I was in a discussion with a family member who was heading for vacation, and he asked me if I had any reading recommendations.  Most years I rarely get through more than a book or two, but this year for some reason I plowed through a bunch of books.  I typically read histories and biographies, yet sprinkle in a little popular fiction when I want to give my mind a rest.

So since my year has been so productive, I decided I better put together a ‘best of list’ of the stuff I read this year.   Since the fiction I read is just pop culture stuff, and usually pretty old, I didn’t include it.  So I decided to limit it to history this year.

So, without further ado, here is my list of favorite history books I read this year.


 1.  Astoria: John Jacob Astor and Thomas Jefferson’s Lost Pacific Empire: A Story of Wealth, Ambition, and Survival

We all know about Lewis and Clark, and their exploration to the Pacific.  Soon after Lewis and Clark, in the early 1800’s, John Jacob Astor saw the business opportunity of this unexplored land and tried to build a huge monopoly in fur trading.    Even though I have grown up in the Pacific Northwest and traveled extensively around this region, I wasn’t aware of this interesting story.  As I sit here during a dreary December Day, I can only imagine the mental struggles this party went through.  In addition to a great adventure story, an interesting business angle too.

 


2. D Day Through German Eyes

A short book – only 140 pages – so it is a quick about the German soldiers stationed on the French coast on D-Day.  As part of a German propaganda effort the author interviewed a number of soldiers prior to the invasion gathering patriotic stories.  The author then tried to track down a number of these soldiers after the war to hear their story of what happened to them the day of the invasion.  An angle on WW2 you don’t often hear, and you realize how tragic the war was for everybody involved.

 


 My friend and avid history Buff Tony recommended this to me,  and really enjoyed it. This book covers the rise of the Navy post-sailing ships and the politics behind it.  If you enjoy 20th century history, this is a good introduction to where it all got started in the 1880’s.  A time of massive military buildup by Britain and Germany, and a shift in allegiances in Europe that lead to the WWI.

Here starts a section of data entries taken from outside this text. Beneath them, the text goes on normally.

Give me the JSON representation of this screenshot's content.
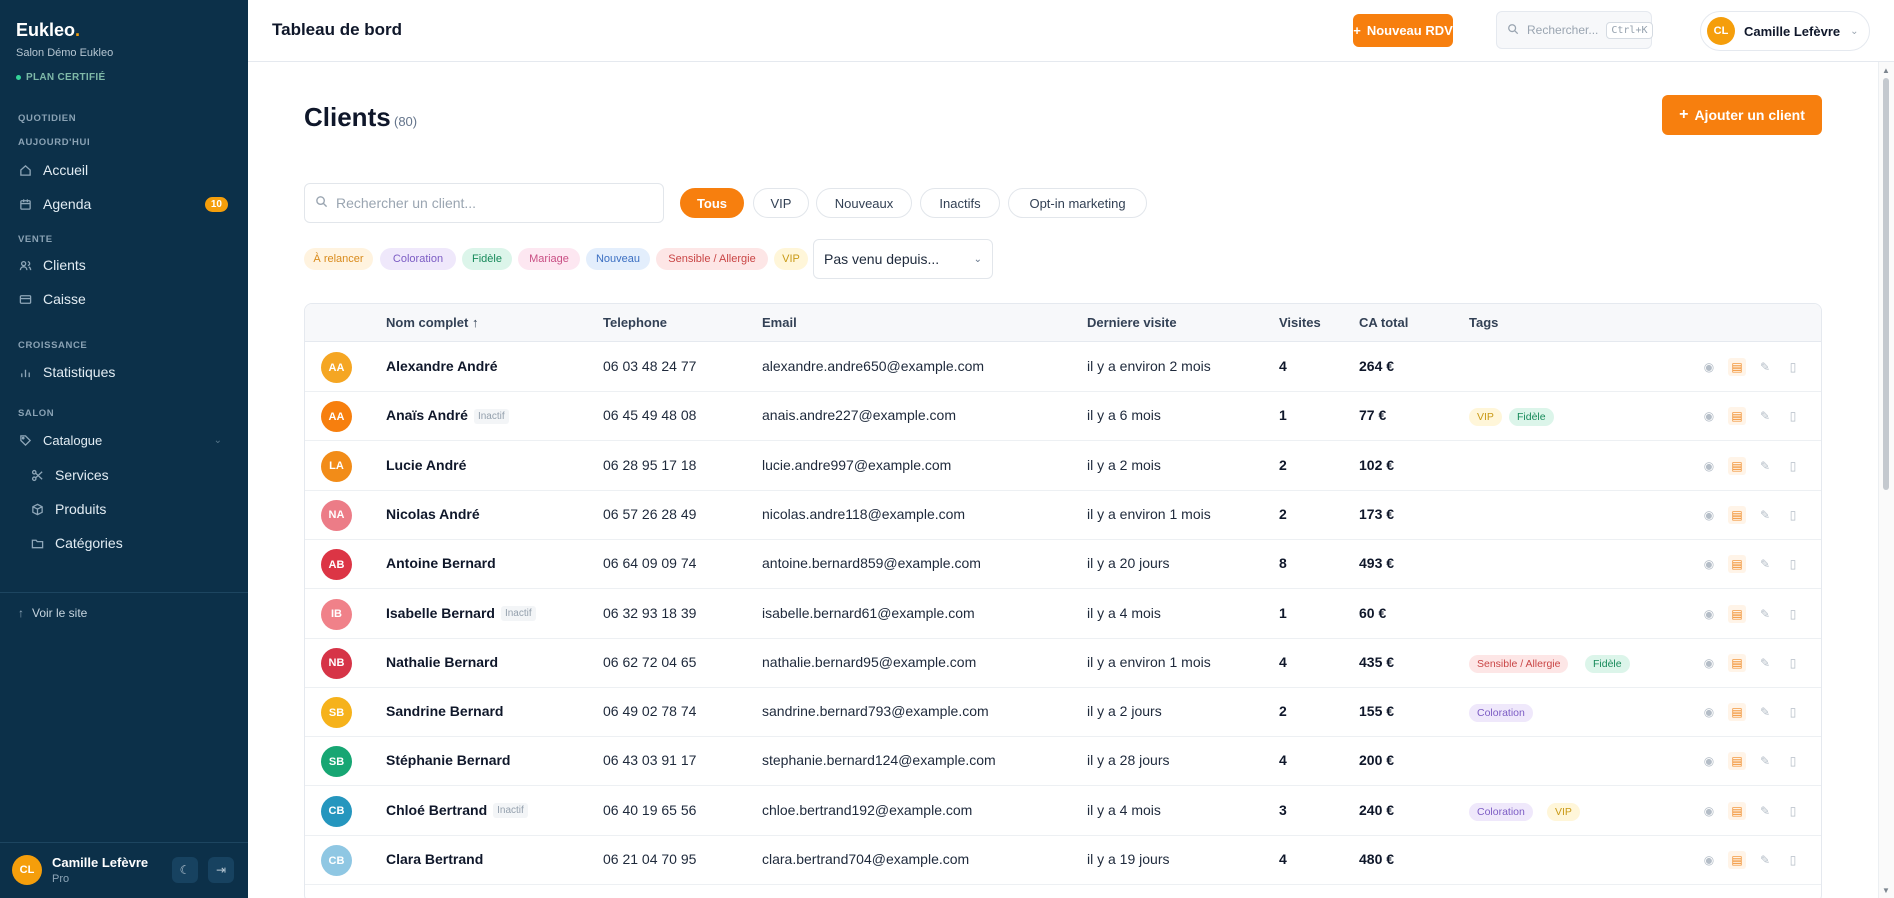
{
  "sidebar": {
    "brand": "Eukleo",
    "brand_dot": ".",
    "salon": "Salon Démo Eukleo",
    "plan": "PLAN CERTIFIÉ",
    "sections": {
      "quotidien": "QUOTIDIEN",
      "aujourdhui": "AUJOURD'HUI",
      "vente": "VENTE",
      "croissance": "CROISSANCE",
      "salon": "SALON"
    },
    "items": {
      "accueil": "Accueil",
      "agenda": "Agenda",
      "agenda_badge": "10",
      "clients": "Clients",
      "caisse": "Caisse",
      "statistiques": "Statistiques",
      "catalogue": "Catalogue",
      "services": "Services",
      "produits": "Produits",
      "categories": "Catégories"
    },
    "voir_site": "Voir le site",
    "user": {
      "initials": "CL",
      "name": "Camille Lefèvre",
      "role": "Pro"
    }
  },
  "header": {
    "title": "Tableau de bord",
    "new_rdv": "Nouveau RDV",
    "search_placeholder": "Rechercher...",
    "search_kbd": "Ctrl+K",
    "user_initials": "CL",
    "user_name": "Camille Lefèvre"
  },
  "main": {
    "title": "Clients",
    "count": "(80)",
    "add_client": "Ajouter un client",
    "search_placeholder": "Rechercher un client...",
    "filters": [
      "Tous",
      "VIP",
      "Nouveaux",
      "Inactifs",
      "Opt-in marketing"
    ],
    "tag_filters": [
      "À relancer",
      "Coloration",
      "Fidèle",
      "Mariage",
      "Nouveau",
      "Sensible / Allergie",
      "VIP"
    ],
    "select_value": "Pas venu depuis..."
  },
  "table": {
    "headers": {
      "name": "Nom complet ↑",
      "phone": "Telephone",
      "email": "Email",
      "last": "Derniere visite",
      "visits": "Visites",
      "ca": "CA total",
      "tags": "Tags"
    },
    "inactive_label": "Inactif",
    "rows": [
      {
        "initials": "AA",
        "name": "Alexandre André",
        "phone": "06 03 48 24 77",
        "email": "alexandre.andre650@example.com",
        "last": "il y a environ 2 mois",
        "visits": "4",
        "ca": "264 €",
        "tags": []
      },
      {
        "initials": "AA",
        "name": "Anaïs André",
        "phone": "06 45 49 48 08",
        "email": "anais.andre227@example.com",
        "last": "il y a 6 mois",
        "visits": "1",
        "ca": "77 €",
        "tags": [
          "VIP",
          "Fidèle"
        ]
      },
      {
        "initials": "LA",
        "name": "Lucie André",
        "phone": "06 28 95 17 18",
        "email": "lucie.andre997@example.com",
        "last": "il y a 2 mois",
        "visits": "2",
        "ca": "102 €",
        "tags": []
      },
      {
        "initials": "NA",
        "name": "Nicolas André",
        "phone": "06 57 26 28 49",
        "email": "nicolas.andre118@example.com",
        "last": "il y a environ 1 mois",
        "visits": "2",
        "ca": "173 €",
        "tags": []
      },
      {
        "initials": "AB",
        "name": "Antoine Bernard",
        "phone": "06 64 09 09 74",
        "email": "antoine.bernard859@example.com",
        "last": "il y a 20 jours",
        "visits": "8",
        "ca": "493 €",
        "tags": []
      },
      {
        "initials": "IB",
        "name": "Isabelle Bernard",
        "phone": "06 32 93 18 39",
        "email": "isabelle.bernard61@example.com",
        "last": "il y a 4 mois",
        "visits": "1",
        "ca": "60 €",
        "tags": []
      },
      {
        "initials": "NB",
        "name": "Nathalie Bernard",
        "phone": "06 62 72 04 65",
        "email": "nathalie.bernard95@example.com",
        "last": "il y a environ 1 mois",
        "visits": "4",
        "ca": "435 €",
        "tags": [
          "Sensible / Allergie",
          "Fidèle"
        ]
      },
      {
        "initials": "SB",
        "name": "Sandrine Bernard",
        "phone": "06 49 02 78 74",
        "email": "sandrine.bernard793@example.com",
        "last": "il y a 2 jours",
        "visits": "2",
        "ca": "155 €",
        "tags": [
          "Coloration"
        ]
      },
      {
        "initials": "SB",
        "name": "Stéphanie Bernard",
        "phone": "06 43 03 91 17",
        "email": "stephanie.bernard124@example.com",
        "last": "il y a 28 jours",
        "visits": "4",
        "ca": "200 €",
        "tags": []
      },
      {
        "initials": "CB",
        "name": "Chloé Bertrand",
        "phone": "06 40 19 65 56",
        "email": "chloe.bertrand192@example.com",
        "last": "il y a 4 mois",
        "visits": "3",
        "ca": "240 €",
        "tags": [
          "Coloration",
          "VIP"
        ]
      },
      {
        "initials": "CB",
        "name": "Clara Bertrand",
        "phone": "06 21 04 70 95",
        "email": "clara.bertrand704@example.com",
        "last": "il y a 19 jours",
        "visits": "4",
        "ca": "480 €",
        "tags": []
      }
    ]
  },
  "colors": {
    "accent": "#f77f0e",
    "sidebar": "#0c3049"
  }
}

 An account of the US Ambassador to Germany’s posting in Berlin starting in 1933.  Interesting perspective of prewar Germany, though it does get a little soap-opera’ish with the stories of the daughter’s dalliances. It does provide a feel for what it must feel like to see a government steer towards tyranny.

A book recommended by a friend – The Grumpy Geezer.   Didn’t know much about it, but  really enjoyed it.  A true first person account of a pilot in Vietnam in the late 60’s.  The writer is not a professional writer,  but the story he tells of his experiences is engrossing, and give an interesting peek into how the soldiers felt about the war.  Reads like a journal, and I think anybody who is a pilot would especially enjoy it.

If you like my #2 pick Dreadnought, you will want to read this pseudo-sequel.  This picks up the story after World War I with the starting with Paris peace conference and the politics behind the Versailles Treaty.  I was expecting to read more about how the Allies shafted Germany, but most of the focus of the book is on all the other decisions that were made carving up countries.  It makes you realize that much of the decisions made in 1919 are responsible for many of the issues of today.  And if the world was given one historical ‘do-over’ in the 20th century, this period of time might be a good candidate.

For 2017 I have solicited input from several people, and have a large reading list ahead of me. My resolution this year is to try to stay away from WWI or WWII – as I typically gravitate to that era and need to broaden my horizons. There is lots of good history out there – so if you don’t feel like physically travelling anywhere next year, I recommend you travel in the fourth dimension and read some history.

1 Comment on My Best History Reads of 2016

  1. Tony Vetro says:

    Astoria has been on my list of want to get and read books since it came out! Glad to see it will be worth while.

Leave a Reply